Web page and app entries

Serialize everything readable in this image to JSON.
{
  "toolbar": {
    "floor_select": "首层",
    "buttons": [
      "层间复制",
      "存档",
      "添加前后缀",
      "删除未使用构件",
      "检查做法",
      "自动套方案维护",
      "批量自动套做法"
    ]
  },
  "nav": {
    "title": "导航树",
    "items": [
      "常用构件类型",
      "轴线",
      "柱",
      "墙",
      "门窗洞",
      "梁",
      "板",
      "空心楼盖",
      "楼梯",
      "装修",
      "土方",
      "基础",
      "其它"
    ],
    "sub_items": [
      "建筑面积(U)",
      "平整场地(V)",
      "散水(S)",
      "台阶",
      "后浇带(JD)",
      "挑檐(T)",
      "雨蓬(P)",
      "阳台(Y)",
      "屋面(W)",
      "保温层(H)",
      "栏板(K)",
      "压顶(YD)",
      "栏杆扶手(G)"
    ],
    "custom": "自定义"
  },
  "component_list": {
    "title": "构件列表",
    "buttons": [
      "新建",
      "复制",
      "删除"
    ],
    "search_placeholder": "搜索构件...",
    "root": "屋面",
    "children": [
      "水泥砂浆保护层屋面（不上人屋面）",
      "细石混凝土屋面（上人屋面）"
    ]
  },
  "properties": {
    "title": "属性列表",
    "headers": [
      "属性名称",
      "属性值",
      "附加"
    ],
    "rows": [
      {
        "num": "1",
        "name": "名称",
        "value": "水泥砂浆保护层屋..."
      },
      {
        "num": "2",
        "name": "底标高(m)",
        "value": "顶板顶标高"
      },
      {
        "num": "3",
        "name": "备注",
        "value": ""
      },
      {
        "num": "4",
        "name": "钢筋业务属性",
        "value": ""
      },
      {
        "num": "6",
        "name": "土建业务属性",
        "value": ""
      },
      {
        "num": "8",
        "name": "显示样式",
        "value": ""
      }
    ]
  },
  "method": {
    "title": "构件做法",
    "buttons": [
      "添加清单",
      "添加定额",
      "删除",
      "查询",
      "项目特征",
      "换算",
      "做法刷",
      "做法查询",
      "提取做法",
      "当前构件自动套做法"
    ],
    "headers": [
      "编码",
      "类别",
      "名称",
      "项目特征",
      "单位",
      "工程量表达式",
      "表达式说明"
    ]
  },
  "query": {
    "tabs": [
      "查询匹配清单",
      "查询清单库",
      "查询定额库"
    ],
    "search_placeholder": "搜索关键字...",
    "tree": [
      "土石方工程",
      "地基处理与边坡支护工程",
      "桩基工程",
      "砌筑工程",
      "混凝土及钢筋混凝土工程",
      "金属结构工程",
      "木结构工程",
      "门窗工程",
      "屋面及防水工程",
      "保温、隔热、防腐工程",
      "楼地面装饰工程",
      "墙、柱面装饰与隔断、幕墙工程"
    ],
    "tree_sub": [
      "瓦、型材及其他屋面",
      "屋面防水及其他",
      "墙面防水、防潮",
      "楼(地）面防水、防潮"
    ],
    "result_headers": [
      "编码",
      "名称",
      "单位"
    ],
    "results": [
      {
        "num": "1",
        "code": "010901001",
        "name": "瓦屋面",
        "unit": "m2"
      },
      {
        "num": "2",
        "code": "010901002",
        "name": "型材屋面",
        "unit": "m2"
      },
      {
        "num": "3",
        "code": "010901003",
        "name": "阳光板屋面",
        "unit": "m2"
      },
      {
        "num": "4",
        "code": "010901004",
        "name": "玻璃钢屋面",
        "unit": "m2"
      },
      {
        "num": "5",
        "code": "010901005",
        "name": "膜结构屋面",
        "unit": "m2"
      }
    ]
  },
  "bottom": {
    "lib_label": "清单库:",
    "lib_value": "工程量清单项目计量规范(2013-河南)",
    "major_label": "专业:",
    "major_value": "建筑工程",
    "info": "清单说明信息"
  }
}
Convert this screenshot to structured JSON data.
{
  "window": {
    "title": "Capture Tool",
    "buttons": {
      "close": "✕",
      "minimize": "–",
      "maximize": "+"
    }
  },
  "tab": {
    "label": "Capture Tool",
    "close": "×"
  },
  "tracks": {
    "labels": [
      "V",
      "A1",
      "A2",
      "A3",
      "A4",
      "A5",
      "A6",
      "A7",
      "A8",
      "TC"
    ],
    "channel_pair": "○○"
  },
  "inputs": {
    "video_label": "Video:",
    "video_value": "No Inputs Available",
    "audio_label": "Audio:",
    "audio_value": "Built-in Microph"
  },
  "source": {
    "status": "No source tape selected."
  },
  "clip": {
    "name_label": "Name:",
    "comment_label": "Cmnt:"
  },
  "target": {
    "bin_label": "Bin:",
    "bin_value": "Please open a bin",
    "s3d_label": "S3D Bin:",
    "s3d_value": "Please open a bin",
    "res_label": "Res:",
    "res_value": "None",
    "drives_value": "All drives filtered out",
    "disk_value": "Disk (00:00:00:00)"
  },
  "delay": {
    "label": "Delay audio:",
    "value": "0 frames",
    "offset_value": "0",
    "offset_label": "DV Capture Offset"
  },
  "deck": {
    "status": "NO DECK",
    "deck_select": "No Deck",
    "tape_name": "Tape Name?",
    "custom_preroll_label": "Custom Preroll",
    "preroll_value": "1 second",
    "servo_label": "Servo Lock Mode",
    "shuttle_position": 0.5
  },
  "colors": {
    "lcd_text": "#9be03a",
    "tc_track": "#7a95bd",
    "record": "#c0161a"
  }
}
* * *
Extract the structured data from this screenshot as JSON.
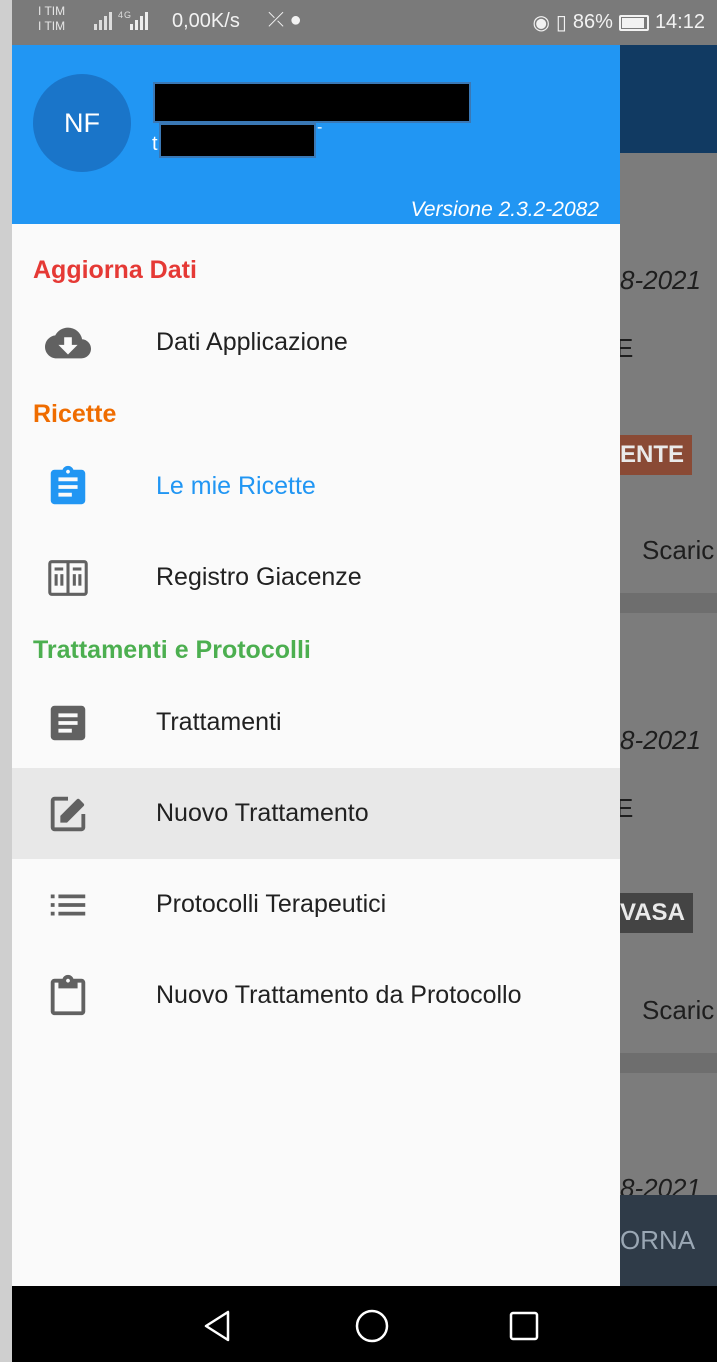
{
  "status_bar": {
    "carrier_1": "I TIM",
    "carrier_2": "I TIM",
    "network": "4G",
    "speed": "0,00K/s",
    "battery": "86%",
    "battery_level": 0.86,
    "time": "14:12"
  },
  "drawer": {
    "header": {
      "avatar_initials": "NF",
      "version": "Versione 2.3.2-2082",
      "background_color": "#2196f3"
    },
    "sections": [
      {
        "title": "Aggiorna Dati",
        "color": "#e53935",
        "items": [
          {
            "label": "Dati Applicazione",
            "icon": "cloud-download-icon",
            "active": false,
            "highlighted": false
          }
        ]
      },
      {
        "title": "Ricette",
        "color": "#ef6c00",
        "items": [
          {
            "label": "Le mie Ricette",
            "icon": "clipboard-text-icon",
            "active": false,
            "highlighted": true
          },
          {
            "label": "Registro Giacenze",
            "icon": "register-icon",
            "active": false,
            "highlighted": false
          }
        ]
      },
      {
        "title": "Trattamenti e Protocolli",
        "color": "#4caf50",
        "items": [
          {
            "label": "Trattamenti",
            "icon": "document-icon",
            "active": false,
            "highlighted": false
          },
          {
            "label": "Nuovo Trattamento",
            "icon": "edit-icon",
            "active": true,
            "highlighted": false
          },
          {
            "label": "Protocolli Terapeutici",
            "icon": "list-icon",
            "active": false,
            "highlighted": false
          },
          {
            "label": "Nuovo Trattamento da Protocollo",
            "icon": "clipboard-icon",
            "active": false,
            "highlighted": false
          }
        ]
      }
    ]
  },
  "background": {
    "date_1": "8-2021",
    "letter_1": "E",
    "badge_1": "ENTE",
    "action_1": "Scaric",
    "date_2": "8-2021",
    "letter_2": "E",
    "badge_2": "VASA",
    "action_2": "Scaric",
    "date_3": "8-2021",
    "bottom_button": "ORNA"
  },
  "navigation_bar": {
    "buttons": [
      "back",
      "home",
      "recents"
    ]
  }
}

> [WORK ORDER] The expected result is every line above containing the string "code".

> [EXERCISE RESPONSE]
        "code": "010901001",
        "code": "010901002",
        "code": "010901003",
        "code": "010901004",
        "code": "010901005",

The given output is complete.